Film Review: The Upside (dir by Neil Burger)


There’s a lot of opera in The Upside.

That, in itself, is not a surprise.  The Upside is about a wealthy, emotionally repressed white man and, if there’s anything we’ve learned from the movies, it’s that wealthy, repressed white people always love opera.

Another things that we’ve learned from the movies is that wealthy, emotionally repressed white people always hire a streetwise person of color to help them learn to appreciate life.  This person  of color will inevitably not care for all of the opera and will then introduce the wealthy, emotionally repressed white person to their own type of music.  If the movie’s a comedy, that music will be rap.  If it’s a drama, that music will be jazz.  The Upside is a dramedy so the music of emotional liberation is Aretha Franklin.

There’s not a single cliche that goes unused in The Upside.  Actually, I take that back.  As opposed to so many other films of this short, Phillip (Bryan Cranston) does not start the film as a politically incorrect bigot, which means that we’re spared of any cringey scenes of Philip trying to bait Dell (Kevin Hart) by being casually racist.  Otherwise, every cliche imaginable is present in The Upside and it all gets to be a bit much after a while.  I’m sure that the film means well and there’s a part of me that felt a little bit guilty about not liking it but seriously, this is one of those movie’s that just keeps coming at you.

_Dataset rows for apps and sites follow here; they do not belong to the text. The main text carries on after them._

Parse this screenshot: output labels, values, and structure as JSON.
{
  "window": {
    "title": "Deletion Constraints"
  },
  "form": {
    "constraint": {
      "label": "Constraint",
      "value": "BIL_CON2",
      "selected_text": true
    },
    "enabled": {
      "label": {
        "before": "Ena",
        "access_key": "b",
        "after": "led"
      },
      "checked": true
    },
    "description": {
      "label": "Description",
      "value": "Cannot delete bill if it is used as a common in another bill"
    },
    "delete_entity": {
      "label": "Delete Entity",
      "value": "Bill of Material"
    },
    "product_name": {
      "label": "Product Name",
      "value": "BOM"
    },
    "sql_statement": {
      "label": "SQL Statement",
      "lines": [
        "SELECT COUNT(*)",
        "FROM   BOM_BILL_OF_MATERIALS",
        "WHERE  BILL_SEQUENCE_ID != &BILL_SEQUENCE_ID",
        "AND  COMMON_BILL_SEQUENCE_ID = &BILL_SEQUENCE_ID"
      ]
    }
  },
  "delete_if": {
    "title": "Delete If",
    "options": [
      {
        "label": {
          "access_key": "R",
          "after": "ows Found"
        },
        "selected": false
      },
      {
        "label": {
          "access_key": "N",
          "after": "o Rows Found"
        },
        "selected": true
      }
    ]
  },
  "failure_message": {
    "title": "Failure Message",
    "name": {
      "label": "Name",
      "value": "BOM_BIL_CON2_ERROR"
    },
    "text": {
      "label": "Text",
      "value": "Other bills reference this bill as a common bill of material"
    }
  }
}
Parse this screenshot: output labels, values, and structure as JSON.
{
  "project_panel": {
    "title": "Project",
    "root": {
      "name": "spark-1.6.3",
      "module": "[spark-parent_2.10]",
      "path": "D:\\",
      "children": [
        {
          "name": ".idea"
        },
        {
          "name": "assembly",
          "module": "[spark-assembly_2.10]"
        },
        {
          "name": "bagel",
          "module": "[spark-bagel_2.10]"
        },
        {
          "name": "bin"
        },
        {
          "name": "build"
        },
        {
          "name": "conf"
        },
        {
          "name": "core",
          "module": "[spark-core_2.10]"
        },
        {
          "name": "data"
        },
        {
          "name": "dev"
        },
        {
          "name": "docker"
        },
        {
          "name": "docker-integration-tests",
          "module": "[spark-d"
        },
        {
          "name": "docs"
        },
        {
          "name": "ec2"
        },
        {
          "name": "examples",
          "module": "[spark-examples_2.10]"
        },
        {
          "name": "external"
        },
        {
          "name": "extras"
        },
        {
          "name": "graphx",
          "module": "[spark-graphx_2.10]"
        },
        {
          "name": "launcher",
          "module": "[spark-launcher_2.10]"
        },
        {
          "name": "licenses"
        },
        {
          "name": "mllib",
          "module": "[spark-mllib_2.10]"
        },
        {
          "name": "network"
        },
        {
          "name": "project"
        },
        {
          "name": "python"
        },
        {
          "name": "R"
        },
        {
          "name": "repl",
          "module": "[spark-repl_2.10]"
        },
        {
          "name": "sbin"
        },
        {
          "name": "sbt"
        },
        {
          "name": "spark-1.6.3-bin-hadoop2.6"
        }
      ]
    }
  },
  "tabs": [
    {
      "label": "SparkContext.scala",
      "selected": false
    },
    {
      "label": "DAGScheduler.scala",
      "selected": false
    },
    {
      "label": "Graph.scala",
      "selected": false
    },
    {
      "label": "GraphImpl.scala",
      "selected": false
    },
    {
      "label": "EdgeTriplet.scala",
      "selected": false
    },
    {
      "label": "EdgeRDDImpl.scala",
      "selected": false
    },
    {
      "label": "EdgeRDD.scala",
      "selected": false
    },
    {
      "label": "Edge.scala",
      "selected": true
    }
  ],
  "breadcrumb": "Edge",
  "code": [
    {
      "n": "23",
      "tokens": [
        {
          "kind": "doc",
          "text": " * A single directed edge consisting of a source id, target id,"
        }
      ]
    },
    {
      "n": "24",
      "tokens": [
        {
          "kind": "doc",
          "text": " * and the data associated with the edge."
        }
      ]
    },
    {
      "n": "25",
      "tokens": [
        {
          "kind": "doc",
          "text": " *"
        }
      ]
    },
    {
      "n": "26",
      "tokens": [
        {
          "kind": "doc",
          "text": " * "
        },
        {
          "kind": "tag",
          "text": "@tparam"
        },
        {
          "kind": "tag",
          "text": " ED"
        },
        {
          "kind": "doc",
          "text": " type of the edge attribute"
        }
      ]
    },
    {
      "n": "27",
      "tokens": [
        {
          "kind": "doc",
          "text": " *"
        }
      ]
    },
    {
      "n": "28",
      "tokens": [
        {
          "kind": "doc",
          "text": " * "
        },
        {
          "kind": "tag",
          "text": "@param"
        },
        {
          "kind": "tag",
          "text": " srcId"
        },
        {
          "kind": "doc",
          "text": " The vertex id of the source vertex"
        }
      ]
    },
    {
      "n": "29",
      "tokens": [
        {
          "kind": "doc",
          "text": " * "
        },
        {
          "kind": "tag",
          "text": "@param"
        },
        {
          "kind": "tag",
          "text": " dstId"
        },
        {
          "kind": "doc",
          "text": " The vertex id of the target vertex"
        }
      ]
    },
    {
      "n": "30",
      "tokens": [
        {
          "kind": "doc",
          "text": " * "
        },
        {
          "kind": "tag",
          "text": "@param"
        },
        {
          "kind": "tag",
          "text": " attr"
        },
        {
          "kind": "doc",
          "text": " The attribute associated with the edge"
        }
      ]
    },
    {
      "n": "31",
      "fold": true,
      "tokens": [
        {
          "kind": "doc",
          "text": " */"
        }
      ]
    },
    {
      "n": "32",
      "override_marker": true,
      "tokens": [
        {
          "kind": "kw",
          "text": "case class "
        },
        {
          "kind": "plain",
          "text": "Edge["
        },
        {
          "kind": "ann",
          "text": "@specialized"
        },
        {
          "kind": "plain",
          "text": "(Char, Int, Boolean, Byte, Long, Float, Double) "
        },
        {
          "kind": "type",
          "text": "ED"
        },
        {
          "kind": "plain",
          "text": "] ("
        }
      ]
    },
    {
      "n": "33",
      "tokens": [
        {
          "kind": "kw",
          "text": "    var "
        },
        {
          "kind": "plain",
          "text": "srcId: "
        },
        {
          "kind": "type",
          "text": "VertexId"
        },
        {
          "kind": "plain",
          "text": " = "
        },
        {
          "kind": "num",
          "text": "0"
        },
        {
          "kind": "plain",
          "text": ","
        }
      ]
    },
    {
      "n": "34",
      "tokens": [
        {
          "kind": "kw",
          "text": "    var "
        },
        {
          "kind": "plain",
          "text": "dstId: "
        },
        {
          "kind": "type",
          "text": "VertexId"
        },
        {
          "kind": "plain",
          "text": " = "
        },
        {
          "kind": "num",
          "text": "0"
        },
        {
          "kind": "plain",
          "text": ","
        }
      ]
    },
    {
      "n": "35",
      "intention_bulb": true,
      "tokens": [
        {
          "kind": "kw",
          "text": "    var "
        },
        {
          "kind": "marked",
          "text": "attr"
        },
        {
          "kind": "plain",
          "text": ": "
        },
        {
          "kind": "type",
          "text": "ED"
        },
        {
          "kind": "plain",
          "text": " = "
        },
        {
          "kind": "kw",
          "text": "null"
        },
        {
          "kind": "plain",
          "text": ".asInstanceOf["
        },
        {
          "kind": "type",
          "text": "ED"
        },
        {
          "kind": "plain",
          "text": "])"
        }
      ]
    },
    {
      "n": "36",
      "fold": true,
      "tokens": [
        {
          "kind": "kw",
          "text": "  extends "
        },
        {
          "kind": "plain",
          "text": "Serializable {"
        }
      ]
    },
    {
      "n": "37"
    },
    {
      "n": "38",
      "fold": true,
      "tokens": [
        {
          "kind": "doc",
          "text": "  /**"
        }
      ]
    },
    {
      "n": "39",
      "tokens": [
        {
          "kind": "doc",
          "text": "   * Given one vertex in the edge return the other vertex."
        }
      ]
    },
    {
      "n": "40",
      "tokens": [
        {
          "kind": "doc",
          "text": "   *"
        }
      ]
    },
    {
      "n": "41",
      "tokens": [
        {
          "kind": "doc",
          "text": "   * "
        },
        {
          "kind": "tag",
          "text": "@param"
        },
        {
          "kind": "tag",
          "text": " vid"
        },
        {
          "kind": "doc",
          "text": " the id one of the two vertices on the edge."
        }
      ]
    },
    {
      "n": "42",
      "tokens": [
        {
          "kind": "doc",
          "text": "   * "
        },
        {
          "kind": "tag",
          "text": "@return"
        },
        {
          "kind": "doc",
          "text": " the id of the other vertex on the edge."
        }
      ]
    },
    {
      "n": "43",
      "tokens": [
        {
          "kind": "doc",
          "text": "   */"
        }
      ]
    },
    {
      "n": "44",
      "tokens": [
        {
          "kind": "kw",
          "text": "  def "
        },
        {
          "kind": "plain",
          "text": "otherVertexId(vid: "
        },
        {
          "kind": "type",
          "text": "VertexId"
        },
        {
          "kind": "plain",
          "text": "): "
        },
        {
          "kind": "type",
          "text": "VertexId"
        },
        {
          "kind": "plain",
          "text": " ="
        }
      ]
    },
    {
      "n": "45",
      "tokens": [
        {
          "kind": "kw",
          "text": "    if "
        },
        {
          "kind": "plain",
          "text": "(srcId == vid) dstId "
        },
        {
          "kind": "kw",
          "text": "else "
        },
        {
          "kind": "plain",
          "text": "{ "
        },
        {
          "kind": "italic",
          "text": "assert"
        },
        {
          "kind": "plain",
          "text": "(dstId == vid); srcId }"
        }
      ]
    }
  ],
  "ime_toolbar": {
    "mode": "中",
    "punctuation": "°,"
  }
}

Phillip is a paraplegic who wants to die, though not before listening to a lot of opera.  Dell is an ex-con who needs to find a job so his parole doesn’t get revoked.  Yvonne (Nicole Kidman) is Phillip’s personal assistant.  She’s obviously in love with Phillip, though for some reason this fact is never acknowledged until the end of the film.

Together …. they solve crimes!

No, actually, they all become friends and learn the importance of celebrating life.  It’s a good lesson to learn, make no mistake.  But it’s just all so predictable that it’s hard not to resent just how thoroughly and blatantly the film insists on trying to manipulate you.  You get the feeling that the filmmakers didn’t have any faith in their audience’s capability to feel empathy.  Director Neil Burger did such a great job with Limitless but, with this film, he seems to have lost his sense of pacing.  The movie drags from one heartwarming cliche to another, without any hints of the type of quirky self-awareness that would help to make those cliches easier to digest.

Bryan Cranston’s a great actor but, perhaps realizing that he’s merely playing a more a benign version of Walter White, he seems a bit bored here while Nicole Kidman is sabotaged by a script that doesn’t allow her to do much other than reproachfully shake her head.  Kevin Hart, however, actually gives a pretty good performance, one that suggests that he actually has a lot of potential as a dramatic actor.  The character may be a stereotype but Hart at least brings a bit of energy to the film.

The Upside came out this January and it was actually a modest box office hit.  I imagine that a lot of people loved this film for the exact reason that I disliked it.  The film’s just too predictable for me to embrace The Upside.

Trailer: Exodus: Gods and Kings (Final)


Exodus Banner

Ridley Scott has been hit-or-miss (mostly misses) of late and response to the trailers and news about Exodus: Gods and Kings doesn’t seem to be helping.

Yet, despite all the indifference to Scott’s upcoming Biblical epic (and calls of whitewashing) I am quite intrigued about this take on the Book of Exodus. Will it have the pageantry of Demille’s The Ten Commandments (both of them)? Or will it be another CGI-overload? Or will it be a piece of entertaining pulp a la Gladiator? I guess we will find out this Holiday season.

Exodus: Gods and Kings is set for a December 12, 2014 release date.

Trailer: Exodus: Gods and Kings (Official)


Exodus Banner

Ridley Scott has been instrumental in bringing back the sword-and-sandal epic when he unleashed Gladiator to audiences everywhere in the summer of 2000. Since then he has made many films which range from black comedy to historical epic right up to horror and a war film.

With Exodus: God and Kings, Scott returns to the sword-and-sandal epic but now with a heavy dose of the Biblical as he adapts the Old Testament Book of Exodus. A film working on the same scope and scale as Cecil B. Demille The Ten Commandments released in 1956, this latest adaptation of Moses, Ramses and the exodus of the Israelites from Egypt looks to put the epic back in 2014.

With each passing year, more and more of Scott’s films have taken on the unavoidable sheen of the CGI as his visuals attempt to recreate time and places of Earth’s past. For some, Scott’s been more miss than hit with the last couple films yet they all remain visual feasts and Exodus: Gods and Kings looks to continue that streak. Whether the film will be good storytelling will be something that’s still to be decided.

Exodus: Gods and Kings is set for a December 12, 2014 release date.